What is age besides a classification? When do we become old? What language is used in relation to people who reach certain points in their life cycle. Does a child become an adult at 18? Legally perhaps but in a sense these are rough brush strokes which relate in very different ways to different people. When do we stop being ‘young’ and start being ‘middle aged’? When do you move towards being ‘old’?
I’ve had growing feeling over the past years really, that our society does not value older people. Just yesterday, I received a wonderful application form from a potential student social worker. It was a positive picture of a hardworking and ethically sound potential practitioner. It warmed my heart.
But the student, although careful to detail their work with people with disabilities and children with special needs, felt that it was entirely appropriate to comment alongside this that they had worked with ‘the elderly’.
I presume this wasn’t discussed or mentioned by tutors at the university but it made me wonder how ‘the elderly’ has become more acceptable than ‘the disabled’.
I will put my hand up at any accusation of oversensitivity. I am acutely aware of the importance of language vis a vis power. I am also aware that language shapes thoughts and reflects thought processes. If that makes me politically correct, I am proud to reclaim that label as a badge of honour.
Maybe in a society that needs to compartmentalise obsessively, it becomes more important to define someone by their age rather than their humanity but it also made me question what we mean by ‘elderly’ or ‘older people’.
Are we merely describing someone who has reached a certain age? I have worked in older adults services for a long time and some have called themselves ‘older adults’ and others ‘over 65s’ teams as a way of providing a context of age.
I read so many stories in the papers about the ‘problem’ of an ageing society and the costs of managing more dementia in society and it saddens me that age becomes another negative label and a problem for the wage-earning society to ‘deal with’. Perhaps that is the key to the perceptions that we have.
It’s natural that our perceptions of age and what ‘old’ is change with time as we and our parents, colleagues and friends move into ‘older age’ and it becomes less of an us and them type discourse and it becomes more personal.
I wonder why we, why society demands we differentiate between disabilities which are ‘age related’ and conclude that it is predominantly a cost issue. Social Security is determined by how economically productive someone is or could potentially be and when someone is past ‘working age’ their needs for social interaction and stimulation must automatically decrease?

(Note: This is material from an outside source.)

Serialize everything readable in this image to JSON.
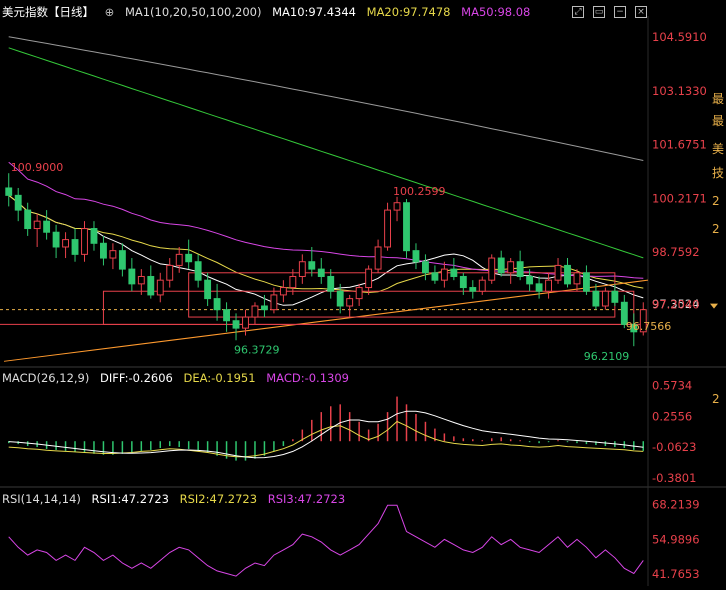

Where is the ‘personalisation’ in the determination of Disability Living Allowance as opposed to Attendance Allowance. Look at the differences in those names.
Disability LIVING Allowance is paid to adults of working age (and children). Attendance Allowance is paid to those who are over 65. To be ‘attended to’ or ‘dealt with’. Not to live. Independent Living Fund monies were always restricted to those up to 65 (ok, now they are being wound down but the idea behind them was age-biased).
I wonder how much the Equality legislation will help? Perhaps it will but mostly I will only notice a difference when I stop seeing the ‘problem’ of an ageing population referred to and blame being assigned to people on the basis of their age.
As for me, I’m still deciding whether to raise the language issue with the potential student in their first interview with me or whether it might be something that needs some time to work on..
‘The Elderly’ No, I don’t like that. Not at all.